▶ _Exercise requirements_: Reading the records below, count the lines in which the string "banned" appears; write the number only.

[Given information Boundary: Start]

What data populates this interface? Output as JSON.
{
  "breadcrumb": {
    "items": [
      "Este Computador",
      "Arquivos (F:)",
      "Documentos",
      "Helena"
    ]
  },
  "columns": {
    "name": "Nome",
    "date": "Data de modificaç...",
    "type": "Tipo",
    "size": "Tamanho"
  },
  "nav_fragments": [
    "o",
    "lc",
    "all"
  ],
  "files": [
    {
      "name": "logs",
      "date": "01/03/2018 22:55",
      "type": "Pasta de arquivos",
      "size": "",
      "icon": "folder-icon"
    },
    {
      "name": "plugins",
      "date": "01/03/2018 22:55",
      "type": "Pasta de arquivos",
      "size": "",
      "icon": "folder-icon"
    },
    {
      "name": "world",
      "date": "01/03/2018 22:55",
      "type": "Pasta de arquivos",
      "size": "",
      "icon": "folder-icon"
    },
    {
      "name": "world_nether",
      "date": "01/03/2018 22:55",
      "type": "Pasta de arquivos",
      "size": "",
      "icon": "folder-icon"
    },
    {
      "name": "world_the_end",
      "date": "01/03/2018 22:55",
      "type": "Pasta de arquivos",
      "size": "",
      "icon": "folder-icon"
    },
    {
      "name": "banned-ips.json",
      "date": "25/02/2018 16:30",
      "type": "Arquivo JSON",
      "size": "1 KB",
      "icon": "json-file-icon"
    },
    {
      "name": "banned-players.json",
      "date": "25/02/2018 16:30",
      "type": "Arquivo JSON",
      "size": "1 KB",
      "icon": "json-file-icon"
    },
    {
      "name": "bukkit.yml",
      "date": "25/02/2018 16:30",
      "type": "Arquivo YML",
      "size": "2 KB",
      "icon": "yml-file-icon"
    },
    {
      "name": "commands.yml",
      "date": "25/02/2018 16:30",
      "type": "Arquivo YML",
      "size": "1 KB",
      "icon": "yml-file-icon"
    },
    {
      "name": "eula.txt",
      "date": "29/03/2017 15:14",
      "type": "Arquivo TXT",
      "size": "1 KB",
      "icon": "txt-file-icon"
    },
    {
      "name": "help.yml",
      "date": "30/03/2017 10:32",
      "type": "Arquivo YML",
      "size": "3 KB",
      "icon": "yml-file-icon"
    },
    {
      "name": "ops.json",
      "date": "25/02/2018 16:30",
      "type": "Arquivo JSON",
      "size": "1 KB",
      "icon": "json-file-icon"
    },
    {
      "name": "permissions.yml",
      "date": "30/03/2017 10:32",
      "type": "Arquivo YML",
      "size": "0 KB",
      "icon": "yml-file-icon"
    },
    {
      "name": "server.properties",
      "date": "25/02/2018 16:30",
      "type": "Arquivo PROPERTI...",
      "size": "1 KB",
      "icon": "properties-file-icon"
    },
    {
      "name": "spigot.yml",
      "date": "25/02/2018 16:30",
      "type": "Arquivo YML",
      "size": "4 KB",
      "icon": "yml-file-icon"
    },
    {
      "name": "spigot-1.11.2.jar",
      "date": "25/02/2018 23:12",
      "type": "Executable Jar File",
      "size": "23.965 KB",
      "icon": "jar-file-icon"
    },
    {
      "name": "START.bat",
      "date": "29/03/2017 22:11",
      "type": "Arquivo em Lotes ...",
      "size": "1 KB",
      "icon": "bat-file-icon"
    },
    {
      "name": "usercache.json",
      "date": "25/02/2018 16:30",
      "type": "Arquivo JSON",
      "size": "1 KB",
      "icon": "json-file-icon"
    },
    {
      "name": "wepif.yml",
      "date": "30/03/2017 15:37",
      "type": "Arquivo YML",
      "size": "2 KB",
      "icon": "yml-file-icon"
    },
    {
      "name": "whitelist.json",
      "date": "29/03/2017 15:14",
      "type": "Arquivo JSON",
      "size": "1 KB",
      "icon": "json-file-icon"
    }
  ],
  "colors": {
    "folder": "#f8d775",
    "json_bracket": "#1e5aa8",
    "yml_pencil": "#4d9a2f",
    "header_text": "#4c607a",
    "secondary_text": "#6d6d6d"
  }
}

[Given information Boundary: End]

▶ _Result of the exercise_: 2